Restoring collective bargaining in the labor market is of paramount importance to the Greek government, Labor Minister Efi Achtsioglou said on Thursday.
Achtsioglou spoke in a joint press conference with Finance Minister Euclid Tsakalotos in Berlin. She stressed that labor market reforms are key issues in the second review of the Greek bailout program.
Achtsioglou explained that Greece has been subjected to successive reforms designed to “decentralize” the labor negotiations system to the level of single companies, rather than whole sectors, but their impact was other than expected.
“What happened in reality was the collapse of the collective bargaining system. At this time, there are only eight sectors that have collective labor agreements in force,” Achtsioglou said. As a result, she added, for most Greek workers, collective contracts are replaced by individual contracts.
“Is this compatible with the European social model? Is it compatible with the emphasis that the Lisbon Treaty wants to place on social dialogue? Clearly not,” Achtsioglou said.
The result of this policy in Greece was that the minimum wage dropped 22 percent — and 32 percent for young people under 25 — and 125,000 employees are now paid less than 100 euros a month, while one million employees are paid less than 1,000 euros a month, she said.

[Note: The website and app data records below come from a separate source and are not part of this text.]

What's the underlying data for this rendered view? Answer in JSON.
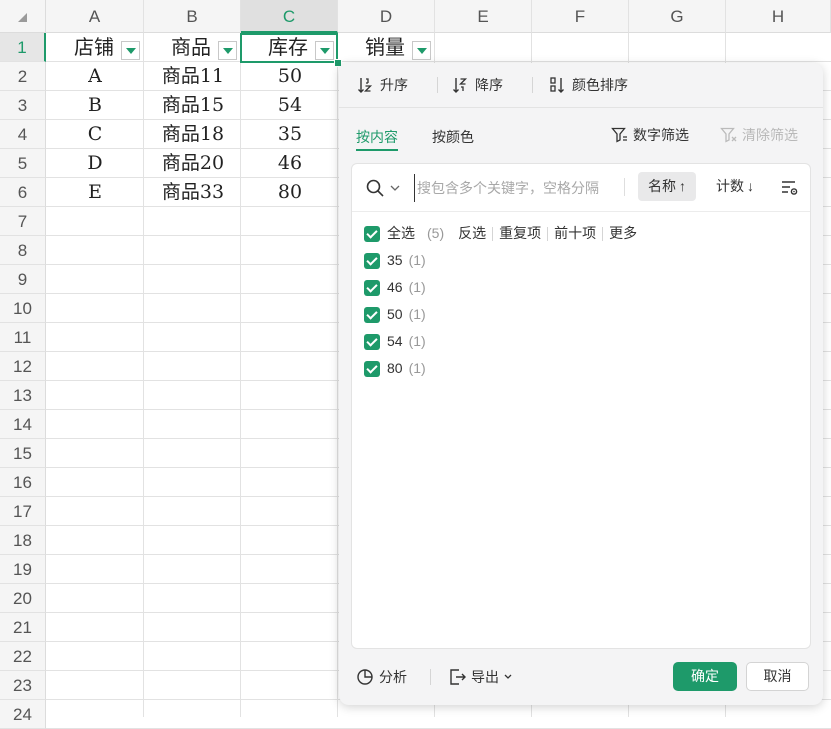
{
  "sheet": {
    "columns": [
      "A",
      "B",
      "C",
      "D",
      "E",
      "F",
      "G",
      "H"
    ],
    "rows": [
      "1",
      "2",
      "3",
      "4",
      "5",
      "6",
      "7",
      "8",
      "9",
      "10",
      "11",
      "12",
      "13",
      "14",
      "15",
      "16",
      "17",
      "18",
      "19",
      "20",
      "21",
      "22",
      "23",
      "24"
    ],
    "headers": [
      "店铺",
      "商品",
      "库存",
      "销量"
    ],
    "data": [
      [
        "A",
        "商品11",
        "50"
      ],
      [
        "B",
        "商品15",
        "54"
      ],
      [
        "C",
        "商品18",
        "35"
      ],
      [
        "D",
        "商品20",
        "46"
      ],
      [
        "E",
        "商品33",
        "80"
      ]
    ]
  },
  "sort": {
    "ascending": "升序",
    "descending": "降序",
    "by_color": "颜色排序"
  },
  "tabs": {
    "by_content": "按内容",
    "by_color": "按颜色"
  },
  "tools": {
    "number_filter": "数字筛选",
    "clear_filter": "清除筛选"
  },
  "search": {
    "placeholder": "搜包含多个关键字，空格分隔",
    "sort_name": "名称",
    "sort_count": "计数"
  },
  "list": {
    "select_all": "全选",
    "select_all_count": "(5)",
    "quick": [
      "反选",
      "重复项",
      "前十项",
      "更多"
    ],
    "items": [
      {
        "label": "35",
        "count": "(1)"
      },
      {
        "label": "46",
        "count": "(1)"
      },
      {
        "label": "50",
        "count": "(1)"
      },
      {
        "label": "54",
        "count": "(1)"
      },
      {
        "label": "80",
        "count": "(1)"
      }
    ]
  },
  "footer": {
    "analyze": "分析",
    "export": "导出",
    "ok": "确定",
    "cancel": "取消"
  },
  "colors": {
    "accent": "#1e9a6a"
  }
}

A very low minimum wage and a highly deregulated market has not helped people find work. Instead, unemployment went from 7 percent in 2009 to 27.9 percent in 2013, Achtsioglou argued. This led a high number of skilled young workers and professionals to emigrate, brought a drop in consumption and a great increase in flexible forms of employment, with newly impoverished workers and undeclared labor soaring.
“While the aim was a decentralised system of collective bargaining, we were actually led to a collapse of the system. This is the reason why, in the negotiations with our partners, the Greek government considers the restoration of collective bargaining to be of such high importance,” the labor minister said.